Karnataka is the first major market that Tennents, a strong beer variety pitted against United Breweries Ltd’s Kingfisher Strong and SABMiller Plc.’s Haywards 5000, is entering since its launch in Madhya Pradesh last week.
“In Andhra Pradesh, we are looking at a greenfield (brewery). We are in different stages of (obtaining) government clearances,” said Raja Mukherji, chief executive officer of InBev India International Pvt. Ltd, a joint venture between InBev and New Delhi-based RK Jaipuria Group, which holds a 51% stake in the company.
New areas: Raja Mukherji, CEO of InBev India, says the implications of the InBev-Anheuser-Busch merger will be clearer by the year-end. Hemant Mishra/Mint
In July, InBev and Anheuser-Busch Companies Inc., the US brewer that owns the Budweiser brand, agreed to combine, creating the world’s largest beer company.
Both companies are present in India on their own—InBev through its joint venture and Anheuser-Busch through a wholly owned subsidiary based in Hyderabad.
Mukherji said the likely implications of the proposed merger for the India operations of both companies is yet to be known. “By the end of this year, I guess there will be clarity,” he added.
InBev India has set up a production capacity of 1.9 million cases a year through two contract brewing arrangements at Regent Breweries in Madhya Pradesh and Dasappa and Sons in Bangalore.
India’s beer market is estimated at 158 million cases of 7.8 litres each, three-fourths of which is strong beer, or beer that has alcohol content of more than 5%.
The market is dominated by the Vijay Mallya-led United Breweries and SABMiller India, a unit of SABMiller Plc. Andhra Pradesh is India’s biggest beer market, accounting for 18% of the country’s sales.
InBev sees a potentially lucrative opportunity in the strong beer segment, in which regional brewers such as New Delhi-based Mount Shivalik Industries Ltd, maker of Thunderbolt, and Bhopal-based Som Distilleries and Breweries Ltd, maker of Hunter Extra Strong Beer, claim significant market share in a few pockets.

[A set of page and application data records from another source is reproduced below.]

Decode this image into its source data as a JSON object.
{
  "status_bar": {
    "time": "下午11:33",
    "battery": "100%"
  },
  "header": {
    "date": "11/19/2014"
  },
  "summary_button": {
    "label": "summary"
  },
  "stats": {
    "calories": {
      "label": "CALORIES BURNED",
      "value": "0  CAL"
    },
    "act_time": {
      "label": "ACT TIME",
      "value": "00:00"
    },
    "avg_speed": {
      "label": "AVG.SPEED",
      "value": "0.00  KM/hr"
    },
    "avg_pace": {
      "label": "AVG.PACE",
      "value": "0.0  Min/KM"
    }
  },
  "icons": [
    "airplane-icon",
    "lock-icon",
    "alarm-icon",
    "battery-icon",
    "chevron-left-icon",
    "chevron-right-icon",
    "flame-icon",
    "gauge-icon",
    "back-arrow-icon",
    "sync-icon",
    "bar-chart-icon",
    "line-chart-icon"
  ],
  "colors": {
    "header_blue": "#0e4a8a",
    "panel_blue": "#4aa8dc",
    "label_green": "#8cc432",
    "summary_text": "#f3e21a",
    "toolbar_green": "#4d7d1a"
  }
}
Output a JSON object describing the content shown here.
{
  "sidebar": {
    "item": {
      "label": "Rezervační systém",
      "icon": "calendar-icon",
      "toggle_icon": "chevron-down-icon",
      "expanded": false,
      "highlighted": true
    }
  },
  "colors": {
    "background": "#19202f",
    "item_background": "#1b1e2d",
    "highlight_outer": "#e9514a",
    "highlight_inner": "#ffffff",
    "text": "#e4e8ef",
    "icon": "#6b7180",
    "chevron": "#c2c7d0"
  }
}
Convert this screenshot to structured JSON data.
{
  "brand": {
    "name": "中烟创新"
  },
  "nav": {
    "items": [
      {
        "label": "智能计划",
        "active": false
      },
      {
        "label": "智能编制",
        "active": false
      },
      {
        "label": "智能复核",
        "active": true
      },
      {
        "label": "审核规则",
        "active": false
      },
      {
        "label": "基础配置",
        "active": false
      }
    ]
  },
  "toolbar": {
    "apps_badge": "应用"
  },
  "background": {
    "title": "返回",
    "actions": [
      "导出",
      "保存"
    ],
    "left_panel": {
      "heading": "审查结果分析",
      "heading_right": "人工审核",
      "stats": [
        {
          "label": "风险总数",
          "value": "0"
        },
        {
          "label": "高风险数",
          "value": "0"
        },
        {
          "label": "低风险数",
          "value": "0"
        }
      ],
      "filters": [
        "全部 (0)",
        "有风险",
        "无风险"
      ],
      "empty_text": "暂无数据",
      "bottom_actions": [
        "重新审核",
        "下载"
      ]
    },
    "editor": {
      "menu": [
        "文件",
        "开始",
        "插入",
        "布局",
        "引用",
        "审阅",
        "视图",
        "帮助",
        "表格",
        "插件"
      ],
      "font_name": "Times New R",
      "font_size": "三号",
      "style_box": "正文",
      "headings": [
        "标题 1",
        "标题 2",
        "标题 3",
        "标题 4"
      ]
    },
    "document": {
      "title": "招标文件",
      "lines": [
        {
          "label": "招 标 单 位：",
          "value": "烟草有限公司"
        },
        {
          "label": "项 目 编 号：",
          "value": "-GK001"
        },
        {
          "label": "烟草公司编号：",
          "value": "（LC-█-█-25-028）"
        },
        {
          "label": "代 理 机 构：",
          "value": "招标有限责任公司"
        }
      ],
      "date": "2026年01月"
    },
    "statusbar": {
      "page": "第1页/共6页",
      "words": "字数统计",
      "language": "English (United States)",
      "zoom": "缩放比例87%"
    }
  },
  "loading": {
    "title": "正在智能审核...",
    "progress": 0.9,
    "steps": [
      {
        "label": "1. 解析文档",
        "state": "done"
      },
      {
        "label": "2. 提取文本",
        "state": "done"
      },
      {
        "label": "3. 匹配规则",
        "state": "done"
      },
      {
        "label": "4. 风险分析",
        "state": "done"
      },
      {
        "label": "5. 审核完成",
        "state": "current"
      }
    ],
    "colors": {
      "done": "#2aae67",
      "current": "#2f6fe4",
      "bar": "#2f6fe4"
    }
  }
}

Mukherji said the company plans to introduce Tennents in north India next when it finds a contract brewing partner or sets up its own brewery.
Even Som Distilleries, a listed company that currently sells around two million cases a year, plans to expand its reach from Madhya Pradesh—where it claims a market share of 30%—to bigger markets in the south and north.
“We plan to have five breweries in the next three years, and we want to become the third largest player in the beer industry,” said J.K. Arora, chairman and managing director of Som Distilleries.
Singapore-based Asia Pacific Breweries Ltd sells its international brand Baron’s Strong Brew and a local brand, Cannon 10000, apart from the premium beer Tiger in India.
“A strong beer consumer is generally less urban, but increasingly this difference is blurring because more and more people are starting off drinking strong beer,” said Shekhar Ramamurthy, deputy president of United Breweries.
InBev India also aims to compete with upscale beers such as Heineken and Corona through four global brands—Stella Artois, Beck’s, Hoegaarden and Leffe.
The brands are currently imported in 330ml and 500ml bottles and cans. The company has no plans yet to brew them locally.
“It’s too early to even hazard a guess on this. First let us get it correct with the core segment of strong beer,” Mukherji said.